Christopher Lambert tells Marc Shapiro about his co-starring role in the largely unloved sequel Highlander II: The Quickening; don’t call it a RoboCop ripoff: Bill Wilson goes behind the scenes of Super Force (previously known as Super Cop), a television program that allegedly “proved popular in syndication, ranking in the top 15 first-run shows" (then why don’t I remember ever hearing about it?); interplanetary correspondent Michael Wolff and illustrator George Kochell look at Santa-themed fantasy films; Bill Warren checks in with writer George Clayton Johnson, who discusses his work on The Twilight Zone, Logan’s Run, and other productions, including his brief stint as an actor; Mark Phillips talks to actor Michael Dante, who guest-starred in the classic Star Trek episode “Friday’s Child”; and David McDonnell’s Liner Notes is a bit of a hodgepodge, ranging from asking for more subscribers to comments on fiction magazines to announcing “that inevitable, all-color Star Trtek VI: The Undiscovered Country Official Movie Magazine."

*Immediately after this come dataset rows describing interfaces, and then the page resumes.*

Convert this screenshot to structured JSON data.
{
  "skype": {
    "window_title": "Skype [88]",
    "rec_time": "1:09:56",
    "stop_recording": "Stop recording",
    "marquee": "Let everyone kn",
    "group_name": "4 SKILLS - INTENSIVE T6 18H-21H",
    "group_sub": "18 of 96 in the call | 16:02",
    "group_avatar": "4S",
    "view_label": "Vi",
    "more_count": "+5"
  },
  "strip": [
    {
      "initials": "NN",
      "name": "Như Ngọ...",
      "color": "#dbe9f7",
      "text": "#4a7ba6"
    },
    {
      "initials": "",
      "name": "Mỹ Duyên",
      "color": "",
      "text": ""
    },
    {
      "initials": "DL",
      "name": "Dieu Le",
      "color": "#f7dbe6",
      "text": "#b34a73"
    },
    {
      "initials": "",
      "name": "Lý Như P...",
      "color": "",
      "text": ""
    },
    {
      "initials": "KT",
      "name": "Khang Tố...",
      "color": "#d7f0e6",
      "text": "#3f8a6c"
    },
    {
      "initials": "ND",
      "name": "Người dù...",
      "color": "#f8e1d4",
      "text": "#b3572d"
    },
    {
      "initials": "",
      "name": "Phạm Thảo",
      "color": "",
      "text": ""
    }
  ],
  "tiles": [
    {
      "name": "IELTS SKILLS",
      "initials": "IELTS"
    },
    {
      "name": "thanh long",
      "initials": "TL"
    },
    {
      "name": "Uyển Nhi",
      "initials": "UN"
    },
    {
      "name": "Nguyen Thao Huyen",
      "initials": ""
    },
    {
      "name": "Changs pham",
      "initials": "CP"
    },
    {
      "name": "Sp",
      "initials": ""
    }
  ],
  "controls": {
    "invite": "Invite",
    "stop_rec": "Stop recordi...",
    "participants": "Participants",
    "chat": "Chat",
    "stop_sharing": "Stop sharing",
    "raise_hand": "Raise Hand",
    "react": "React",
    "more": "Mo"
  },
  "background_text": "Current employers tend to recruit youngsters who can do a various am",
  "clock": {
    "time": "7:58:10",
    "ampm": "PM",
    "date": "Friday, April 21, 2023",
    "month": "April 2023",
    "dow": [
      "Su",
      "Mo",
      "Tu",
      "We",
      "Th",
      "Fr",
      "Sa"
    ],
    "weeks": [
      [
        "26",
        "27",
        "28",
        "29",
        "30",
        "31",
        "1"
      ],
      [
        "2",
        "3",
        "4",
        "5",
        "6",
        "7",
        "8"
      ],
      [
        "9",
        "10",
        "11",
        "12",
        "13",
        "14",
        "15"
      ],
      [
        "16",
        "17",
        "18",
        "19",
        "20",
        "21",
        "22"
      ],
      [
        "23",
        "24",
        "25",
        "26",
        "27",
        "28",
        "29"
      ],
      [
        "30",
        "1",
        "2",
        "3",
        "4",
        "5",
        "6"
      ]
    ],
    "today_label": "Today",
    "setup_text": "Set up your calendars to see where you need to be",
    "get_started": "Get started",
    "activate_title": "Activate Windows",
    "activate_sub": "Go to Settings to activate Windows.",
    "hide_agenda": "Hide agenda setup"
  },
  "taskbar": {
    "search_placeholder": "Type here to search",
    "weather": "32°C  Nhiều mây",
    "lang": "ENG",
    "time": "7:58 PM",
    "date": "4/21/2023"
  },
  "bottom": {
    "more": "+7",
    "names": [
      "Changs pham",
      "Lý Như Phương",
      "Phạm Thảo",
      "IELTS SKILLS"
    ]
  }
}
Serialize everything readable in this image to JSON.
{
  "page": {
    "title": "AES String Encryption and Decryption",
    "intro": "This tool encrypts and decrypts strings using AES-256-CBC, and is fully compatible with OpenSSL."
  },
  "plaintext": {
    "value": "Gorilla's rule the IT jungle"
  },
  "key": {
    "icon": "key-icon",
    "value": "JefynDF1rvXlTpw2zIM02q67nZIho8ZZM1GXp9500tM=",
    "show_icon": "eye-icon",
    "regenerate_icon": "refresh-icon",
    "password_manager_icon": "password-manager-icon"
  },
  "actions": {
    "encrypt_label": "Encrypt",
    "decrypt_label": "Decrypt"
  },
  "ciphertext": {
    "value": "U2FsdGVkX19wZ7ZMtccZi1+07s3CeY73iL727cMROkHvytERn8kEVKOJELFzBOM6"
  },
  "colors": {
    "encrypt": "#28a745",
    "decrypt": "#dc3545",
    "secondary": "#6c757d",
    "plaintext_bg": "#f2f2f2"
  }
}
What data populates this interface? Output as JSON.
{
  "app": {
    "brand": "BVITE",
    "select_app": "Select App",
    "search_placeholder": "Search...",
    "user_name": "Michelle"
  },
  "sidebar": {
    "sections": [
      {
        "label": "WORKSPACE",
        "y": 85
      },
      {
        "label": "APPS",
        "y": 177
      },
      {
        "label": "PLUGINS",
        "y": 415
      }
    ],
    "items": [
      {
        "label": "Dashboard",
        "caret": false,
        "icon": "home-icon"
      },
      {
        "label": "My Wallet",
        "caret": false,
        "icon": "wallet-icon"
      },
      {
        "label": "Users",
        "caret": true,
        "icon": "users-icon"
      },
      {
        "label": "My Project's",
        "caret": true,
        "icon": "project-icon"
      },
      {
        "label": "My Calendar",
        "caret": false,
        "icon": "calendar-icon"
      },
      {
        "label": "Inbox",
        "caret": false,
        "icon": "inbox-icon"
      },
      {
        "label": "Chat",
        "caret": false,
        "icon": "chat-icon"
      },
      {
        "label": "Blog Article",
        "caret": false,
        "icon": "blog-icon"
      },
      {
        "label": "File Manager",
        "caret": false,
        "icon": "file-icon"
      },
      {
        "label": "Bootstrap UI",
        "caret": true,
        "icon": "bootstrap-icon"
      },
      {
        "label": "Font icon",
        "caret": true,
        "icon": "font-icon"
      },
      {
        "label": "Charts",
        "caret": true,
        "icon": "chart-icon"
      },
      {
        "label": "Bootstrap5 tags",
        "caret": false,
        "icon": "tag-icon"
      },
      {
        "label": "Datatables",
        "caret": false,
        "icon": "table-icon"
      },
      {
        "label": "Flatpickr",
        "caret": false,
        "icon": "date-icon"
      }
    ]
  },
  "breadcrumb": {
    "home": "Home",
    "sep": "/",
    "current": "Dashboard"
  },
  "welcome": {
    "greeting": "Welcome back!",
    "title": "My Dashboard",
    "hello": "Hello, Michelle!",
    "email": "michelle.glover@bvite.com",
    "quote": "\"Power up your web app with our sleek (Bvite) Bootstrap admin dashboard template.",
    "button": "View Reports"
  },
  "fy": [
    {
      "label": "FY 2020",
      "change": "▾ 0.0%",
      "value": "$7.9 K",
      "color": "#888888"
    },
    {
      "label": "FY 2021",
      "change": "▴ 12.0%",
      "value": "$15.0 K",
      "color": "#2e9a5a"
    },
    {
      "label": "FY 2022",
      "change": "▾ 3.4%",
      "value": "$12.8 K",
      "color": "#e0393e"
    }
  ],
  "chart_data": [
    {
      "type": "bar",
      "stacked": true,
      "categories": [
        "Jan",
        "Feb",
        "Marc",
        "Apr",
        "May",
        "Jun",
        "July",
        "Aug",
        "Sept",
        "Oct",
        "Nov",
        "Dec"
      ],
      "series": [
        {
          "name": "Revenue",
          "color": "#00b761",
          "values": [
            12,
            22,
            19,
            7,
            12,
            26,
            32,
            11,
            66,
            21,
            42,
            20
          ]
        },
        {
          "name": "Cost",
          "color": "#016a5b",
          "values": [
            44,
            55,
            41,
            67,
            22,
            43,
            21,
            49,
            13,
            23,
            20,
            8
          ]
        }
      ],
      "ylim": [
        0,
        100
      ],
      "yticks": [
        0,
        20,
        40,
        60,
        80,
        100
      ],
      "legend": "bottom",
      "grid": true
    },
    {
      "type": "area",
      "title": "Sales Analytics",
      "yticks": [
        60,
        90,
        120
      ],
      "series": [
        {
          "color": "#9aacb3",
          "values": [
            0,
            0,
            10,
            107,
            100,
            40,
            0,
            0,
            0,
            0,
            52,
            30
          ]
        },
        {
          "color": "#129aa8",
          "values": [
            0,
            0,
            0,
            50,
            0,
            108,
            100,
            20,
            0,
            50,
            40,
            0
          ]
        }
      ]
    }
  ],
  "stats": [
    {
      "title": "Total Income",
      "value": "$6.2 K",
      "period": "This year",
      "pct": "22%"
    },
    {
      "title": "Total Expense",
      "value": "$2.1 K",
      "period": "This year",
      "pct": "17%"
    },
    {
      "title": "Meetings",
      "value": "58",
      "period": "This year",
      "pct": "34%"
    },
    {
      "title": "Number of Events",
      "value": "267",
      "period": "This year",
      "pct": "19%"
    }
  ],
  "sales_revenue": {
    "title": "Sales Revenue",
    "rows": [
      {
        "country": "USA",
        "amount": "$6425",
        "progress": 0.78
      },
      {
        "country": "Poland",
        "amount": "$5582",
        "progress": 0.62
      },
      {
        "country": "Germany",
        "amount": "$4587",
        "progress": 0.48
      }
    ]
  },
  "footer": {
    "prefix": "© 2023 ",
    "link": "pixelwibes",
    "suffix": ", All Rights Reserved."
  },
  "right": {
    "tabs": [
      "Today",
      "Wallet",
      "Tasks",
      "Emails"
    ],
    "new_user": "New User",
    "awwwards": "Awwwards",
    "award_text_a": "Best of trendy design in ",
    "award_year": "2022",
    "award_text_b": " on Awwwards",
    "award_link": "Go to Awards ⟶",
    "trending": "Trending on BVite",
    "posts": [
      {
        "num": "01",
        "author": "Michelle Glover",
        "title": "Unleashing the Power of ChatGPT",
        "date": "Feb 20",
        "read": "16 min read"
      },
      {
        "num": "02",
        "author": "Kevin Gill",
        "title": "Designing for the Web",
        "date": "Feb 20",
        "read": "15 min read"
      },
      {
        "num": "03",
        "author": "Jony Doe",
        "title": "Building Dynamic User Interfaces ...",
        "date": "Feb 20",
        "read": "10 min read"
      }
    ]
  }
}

“In the mid-60s, [writer George Clayton] Johnson also made his movie debut as an actor – in fact, he made his only movie as an actor. Roger Corman had bought Charles Beaumont’s novel The Intruder, intending to make his first truly serious film out of the novel of Southern racial unrest. ‘Chuck [Beaumont] ... having sold this thing, was advised that he could come and watch it being shot, and he could even play a part. And the next thing we knew, Roger Corman is saying, “Why don’t you bring along a couple of your friends?”’ Beaumont, Johnson and William F. Nolan found themselves in steamy-hot Missouri playing supporting roles to William Shatner in The Intruder. (Many regard this as Shatner’s best performance.) Johnson and Nolan were a couple of nasty, racist rednecks who try to stop the arrival of civil rights in their Southern city; they’re actually both quite good in their roles, particularly Johnson as a giggling psychopath who seems just this side of a moron. ‘I practiced slouching around like the lout I grew up to be as a child in Cheyenne, and trying to play the Fonz in my own slovenly way.’”
–George Clayton Johnson, writer, interviewed by Bill Warren: “His Own Man”For more, click on Starlog Internet Archive Project below or visit the Starlog Project's permanent site.